Beta-Human Papillomaviruses (HPV) Are Common in Vulvar Squamous Cell Carcinomas and Surrounding Skin
A Glazyrin, A Rohwedder, JA Carlson. Albany Medical College, Albany, NY; Bio-Med Molecular Diagnosis, Kalkar, Germany
Background: Beta (epidermodysplasia verruciformis associated) HPV types are frequently associated with non-melanoma skin cancers. Their role in carcinogenesis has yet to be elucidated. Our objective was to determine the frequency of EV HPV types in vulvar cancers and surrounding skin.
Design: DNA was extracted from 315 paraffin blocks from 70 excisions from 67 women treated for vulvar neoplasia. These blocks consisted of 142 neoplastic, 137 inflammatory, 7 warts, and 29 normal skin specimens. These samples were tested for the presence of HPV DNA utilizing a broad spectrum of degenerate and type specific primers for alpha and beta HPV types. Expression of G1-S cell-cycle regulators p16, p21, p27, p53, cyclin D1 and retinoblastoma was performed by immunohistochemistry and correlated with HPV DNA status.
Results: HPV DNA was detected in 94% (63/67) of all patients and in 73% (23/315) of all samples- beta HPV genotypes in 82% of patients and 52% of all samples, alpha HPV in 80% and 48%, and co-infection with both in 69% and 27%, respectively. Alpha HPV genotypes detected were HPV 6 (7% of all types), 6c, 16 (32%), 18, 33, 52, 53, and 58, and beta HPV consisted of both known genotypes- HPV 5, 8, 12variant, 14d, 17, 20 (5%), 21, 22variant, 23variant, 36, 38 and 47, and twenty one putatively novel HPV genotypes (most common- DL285 19%). Vulvar squamous cell carcinomas (SCC) and adjacent skin samples could be divided into those associated with vulvar intraepithelial neoplasia (VIN)(41% of all samples) and those associated with lichen sclerosis (LS) (55%). As suspected, VIN and associated SCC and adjacent skin samples showed a strong and significant correlation between the presence of high-risk alpha HPV (16, 18, 33, 52 and 58) and a high p16LI (r=0.6, P=0.0001). In this group, HPV 16 was integrated into the host genome in 32%. In LS and associated SCC and adjacent skin samples, HPV 16 was detected in 30%, did not correlate with cell-cycle markers, and was episomal. In contrast, the presence of putatively oncogenic beta HPV (5, 8, 14d, 17, 20, 38, 47) and DL285 significantly correlated with elevated p21 expression in LS and its associated samples (r=0.3, P=0.0001). No correlation was detected between beta-HPV genotypes with G1-S cell markers for VIN and its surrounding skin samples.
Conclusions: Beta HPV genotypes are frequently present in vulvar SCC and its surrounding skin.
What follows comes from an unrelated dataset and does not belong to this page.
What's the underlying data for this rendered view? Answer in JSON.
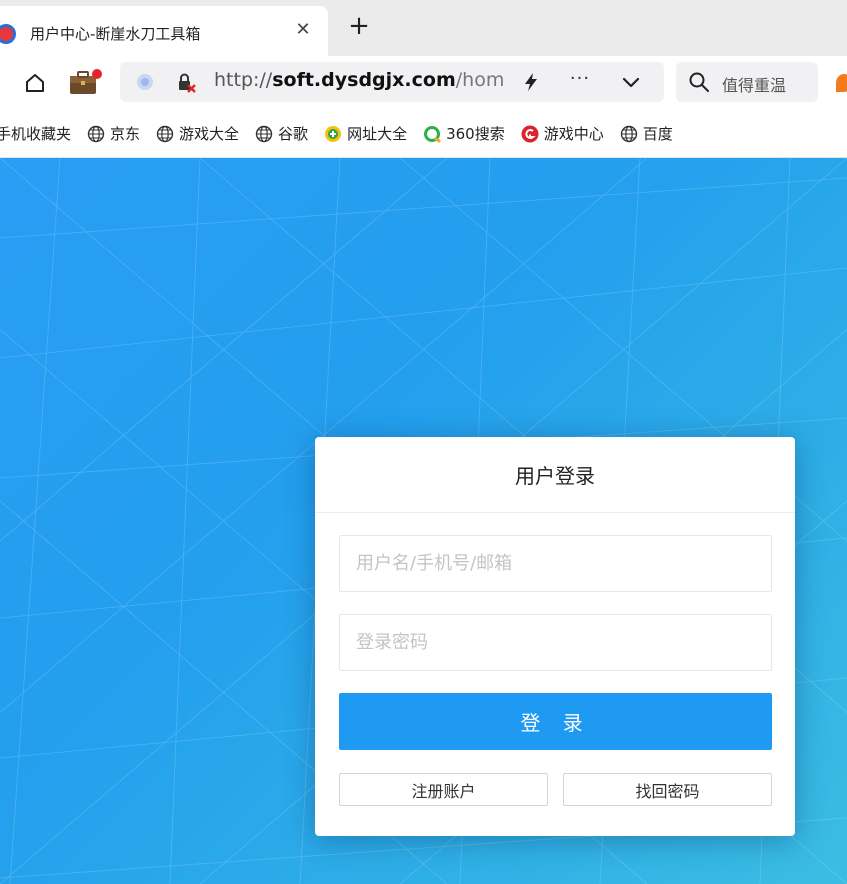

HPV genotypes segregated into 2 histologic pathways to vulvar SCC: high risk alpha-HPV with VIN-SCC and oncogenic beta-HPV with LS-SCC.
Monday, March 9, 2009 9:30 AM
Poster Session I Stowell-Orbison/Autopsy Award # 75, Monday Morning